▶ Data records for software interfaces:
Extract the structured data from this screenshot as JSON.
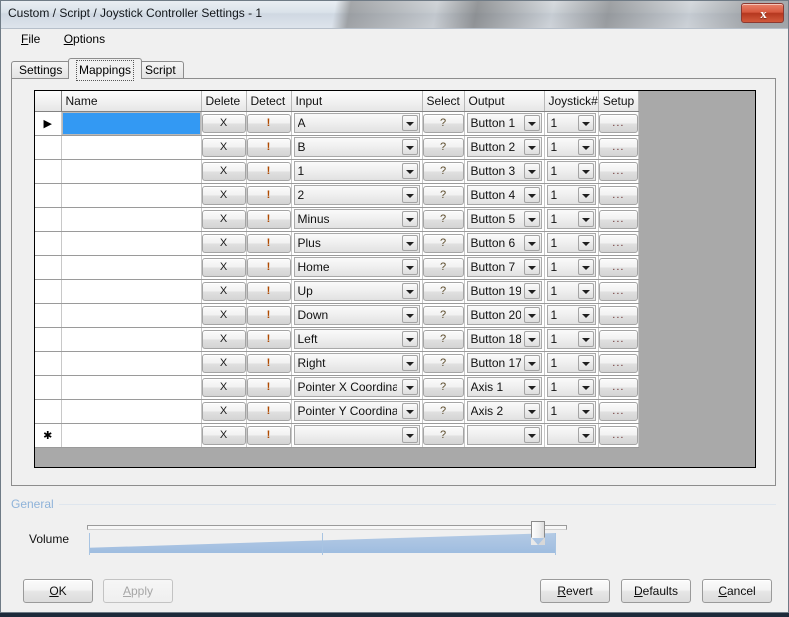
{
  "window": {
    "title": "Custom / Script / Joystick Controller Settings - 1",
    "close_label": "x",
    "close_icon": "close-icon"
  },
  "menubar": {
    "items": [
      {
        "label": "File",
        "mnemonic": "F"
      },
      {
        "label": "Options",
        "mnemonic": "O"
      }
    ]
  },
  "tabs": [
    {
      "label": "Settings",
      "active": false
    },
    {
      "label": "Mappings",
      "active": true
    },
    {
      "label": "Script",
      "active": false
    }
  ],
  "grid": {
    "headers": [
      "",
      "Name",
      "Delete",
      "Detect",
      "Input",
      "Select",
      "Output",
      "Joystick#",
      "Setup"
    ],
    "row_marker_current": "▶",
    "row_marker_new": "✱",
    "delete_label": "X",
    "detect_label": "!",
    "select_label": "?",
    "setup_label": "...",
    "selection_color": "#3399f3",
    "filler_color": "#a9a9a9",
    "rows": [
      {
        "marker": "current",
        "name": "",
        "input": "A",
        "output": "Button 1",
        "joystick": "1"
      },
      {
        "marker": "",
        "name": "",
        "input": "B",
        "output": "Button 2",
        "joystick": "1"
      },
      {
        "marker": "",
        "name": "",
        "input": "1",
        "output": "Button 3",
        "joystick": "1"
      },
      {
        "marker": "",
        "name": "",
        "input": "2",
        "output": "Button 4",
        "joystick": "1"
      },
      {
        "marker": "",
        "name": "",
        "input": "Minus",
        "output": "Button 5",
        "joystick": "1"
      },
      {
        "marker": "",
        "name": "",
        "input": "Plus",
        "output": "Button 6",
        "joystick": "1"
      },
      {
        "marker": "",
        "name": "",
        "input": "Home",
        "output": "Button 7",
        "joystick": "1"
      },
      {
        "marker": "",
        "name": "",
        "input": "Up",
        "output": "Button 19",
        "joystick": "1"
      },
      {
        "marker": "",
        "name": "",
        "input": "Down",
        "output": "Button 20",
        "joystick": "1"
      },
      {
        "marker": "",
        "name": "",
        "input": "Left",
        "output": "Button 18",
        "joystick": "1"
      },
      {
        "marker": "",
        "name": "",
        "input": "Right",
        "output": "Button 17",
        "joystick": "1"
      },
      {
        "marker": "",
        "name": "",
        "input": "Pointer X Coordinate",
        "output": "Axis 1",
        "joystick": "1"
      },
      {
        "marker": "",
        "name": "",
        "input": "Pointer Y Coordinate",
        "output": "Axis 2",
        "joystick": "1"
      },
      {
        "marker": "new",
        "name": "",
        "input": "",
        "output": "",
        "joystick": ""
      }
    ]
  },
  "general": {
    "section_label": "General",
    "volume_label": "Volume",
    "volume_value": 96
  },
  "footer": {
    "ok": "OK",
    "ok_mnemonic": "O",
    "apply": "Apply",
    "apply_mnemonic": "A",
    "apply_enabled": false,
    "revert": "Revert",
    "revert_mnemonic": "R",
    "defaults": "Defaults",
    "defaults_mnemonic": "D",
    "cancel": "Cancel",
    "cancel_mnemonic": "C"
  }
}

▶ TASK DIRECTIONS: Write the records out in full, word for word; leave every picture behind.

▶ WRITTEN ANSWER:
Extract the structured data from this screenshot as JSON.
{
  "window": {
    "title": "Custom / Script / Joystick Controller Settings - 1",
    "close_label": "x",
    "close_icon": "close-icon"
  },
  "menubar": {
    "items": [
      {
        "label": "File",
        "mnemonic": "F"
      },
      {
        "label": "Options",
        "mnemonic": "O"
      }
    ]
  },
  "tabs": [
    {
      "label": "Settings",
      "active": false
    },
    {
      "label": "Mappings",
      "active": true
    },
    {
      "label": "Script",
      "active": false
    }
  ],
  "grid": {
    "headers": [
      "",
      "Name",
      "Delete",
      "Detect",
      "Input",
      "Select",
      "Output",
      "Joystick#",
      "Setup"
    ],
    "row_marker_current": "▶",
    "row_marker_new": "✱",
    "delete_label": "X",
    "detect_label": "!",
    "select_label": "?",
    "setup_label": "...",
    "selection_color": "#3399f3",
    "filler_color": "#a9a9a9",
    "rows": [
      {
        "marker": "current",
        "name": "",
        "input": "A",
        "output": "Button 1",
        "joystick": "1"
      },
      {
        "marker": "",
        "name": "",
        "input": "B",
        "output": "Button 2",
        "joystick": "1"
      },
      {
        "marker": "",
        "name": "",
        "input": "1",
        "output": "Button 3",
        "joystick": "1"
      },
      {
        "marker": "",
        "name": "",
        "input": "2",
        "output": "Button 4",
        "joystick": "1"
      },
      {
        "marker": "",
        "name": "",
        "input": "Minus",
        "output": "Button 5",
        "joystick": "1"
      },
      {
        "marker": "",
        "name": "",
        "input": "Plus",
        "output": "Button 6",
        "joystick": "1"
      },
      {
        "marker": "",
        "name": "",
        "input": "Home",
        "output": "Button 7",
        "joystick": "1"
      },
      {
        "marker": "",
        "name": "",
        "input": "Up",
        "output": "Button 19",
        "joystick": "1"
      },
      {
        "marker": "",
        "name": "",
        "input": "Down",
        "output": "Button 20",
        "joystick": "1"
      },
      {
        "marker": "",
        "name": "",
        "input": "Left",
        "output": "Button 18",
        "joystick": "1"
      },
      {
        "marker": "",
        "name": "",
        "input": "Right",
        "output": "Button 17",
        "joystick": "1"
      },
      {
        "marker": "",
        "name": "",
        "input": "Pointer X Coordinate",
        "output": "Axis 1",
        "joystick": "1"
      },
      {
        "marker": "",
        "name": "",
        "input": "Pointer Y Coordinate",
        "output": "Axis 2",
        "joystick": "1"
      },
      {
        "marker": "new",
        "name": "",
        "input": "",
        "output": "",
        "joystick": ""
      }
    ]
  },
  "general": {
    "section_label": "General",
    "volume_label": "Volume",
    "volume_value": 96
  },
  "footer": {
    "ok": "OK",
    "ok_mnemonic": "O",
    "apply": "Apply",
    "apply_mnemonic": "A",
    "apply_enabled": false,
    "revert": "Revert",
    "revert_mnemonic": "R",
    "defaults": "Defaults",
    "defaults_mnemonic": "D",
    "cancel": "Cancel",
    "cancel_mnemonic": "C"
  }
}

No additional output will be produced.